→ **INSTRUCTIONS FOR THE TASK**
Drop the images. Copy every line below character for character.
(SOURCE MATERIAL)
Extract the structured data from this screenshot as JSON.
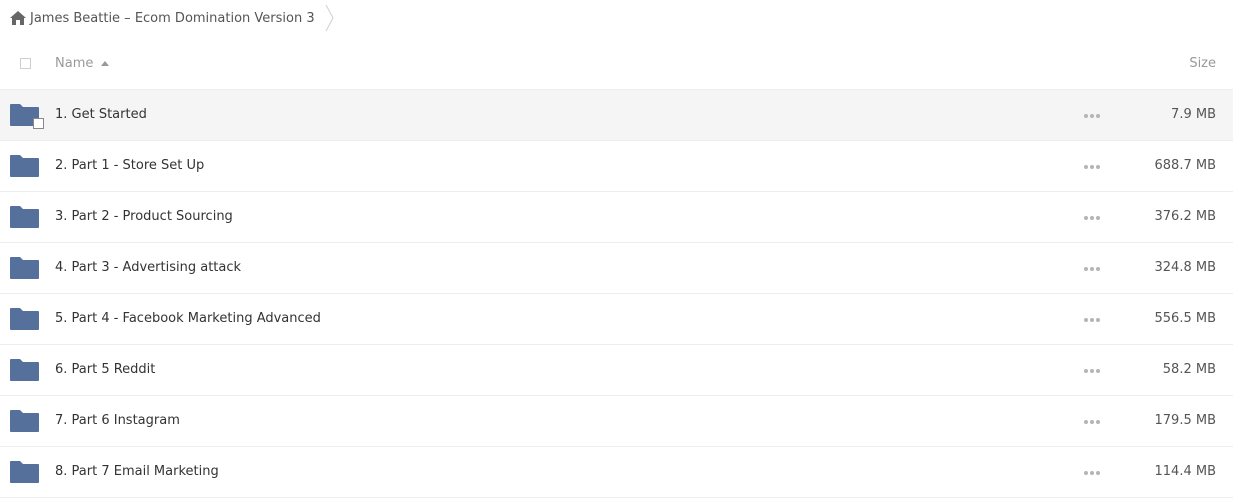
{
  "breadcrumb": {
    "home_icon": "home-icon",
    "path": "James Beattie – Ecom Domination Version 3",
    "separator_icon": "chevron-right-icon"
  },
  "header": {
    "name_label": "Name",
    "size_label": "Size",
    "sort_icon": "sort-ascending-icon"
  },
  "colors": {
    "folder": "#55719b",
    "row_hover": "#f5f5f5",
    "border": "#ededed"
  },
  "rows": [
    {
      "name": "1. Get Started",
      "size": "7.9 MB",
      "icon": "folder-icon"
    },
    {
      "name": "2. Part 1 - Store Set Up",
      "size": "688.7 MB",
      "icon": "folder-icon"
    },
    {
      "name": "3. Part 2 - Product Sourcing",
      "size": "376.2 MB",
      "icon": "folder-icon"
    },
    {
      "name": "4. Part 3 - Advertising attack",
      "size": "324.8 MB",
      "icon": "folder-icon"
    },
    {
      "name": "5. Part 4 - Facebook Marketing Advanced",
      "size": "556.5 MB",
      "icon": "folder-icon"
    },
    {
      "name": "6. Part 5 Reddit",
      "size": "58.2 MB",
      "icon": "folder-icon"
    },
    {
      "name": "7. Part 6 Instagram",
      "size": "179.5 MB",
      "icon": "folder-icon"
    },
    {
      "name": "8. Part 7 Email Marketing",
      "size": "114.4 MB",
      "icon": "folder-icon"
    }
  ]
}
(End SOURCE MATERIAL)
→ **EXPECTED ANSWER**
Extract the structured data from this screenshot as JSON.
{
  "breadcrumb": {
    "home_icon": "home-icon",
    "path": "James Beattie – Ecom Domination Version 3",
    "separator_icon": "chevron-right-icon"
  },
  "header": {
    "name_label": "Name",
    "size_label": "Size",
    "sort_icon": "sort-ascending-icon"
  },
  "colors": {
    "folder": "#55719b",
    "row_hover": "#f5f5f5",
    "border": "#ededed"
  },
  "rows": [
    {
      "name": "1. Get Started",
      "size": "7.9 MB",
      "icon": "folder-icon"
    },
    {
      "name": "2. Part 1 - Store Set Up",
      "size": "688.7 MB",
      "icon": "folder-icon"
    },
    {
      "name": "3. Part 2 - Product Sourcing",
      "size": "376.2 MB",
      "icon": "folder-icon"
    },
    {
      "name": "4. Part 3 - Advertising attack",
      "size": "324.8 MB",
      "icon": "folder-icon"
    },
    {
      "name": "5. Part 4 - Facebook Marketing Advanced",
      "size": "556.5 MB",
      "icon": "folder-icon"
    },
    {
      "name": "6. Part 5 Reddit",
      "size": "58.2 MB",
      "icon": "folder-icon"
    },
    {
      "name": "7. Part 6 Instagram",
      "size": "179.5 MB",
      "icon": "folder-icon"
    },
    {
      "name": "8. Part 7 Email Marketing",
      "size": "114.4 MB",
      "icon": "folder-icon"
    }
  ]
}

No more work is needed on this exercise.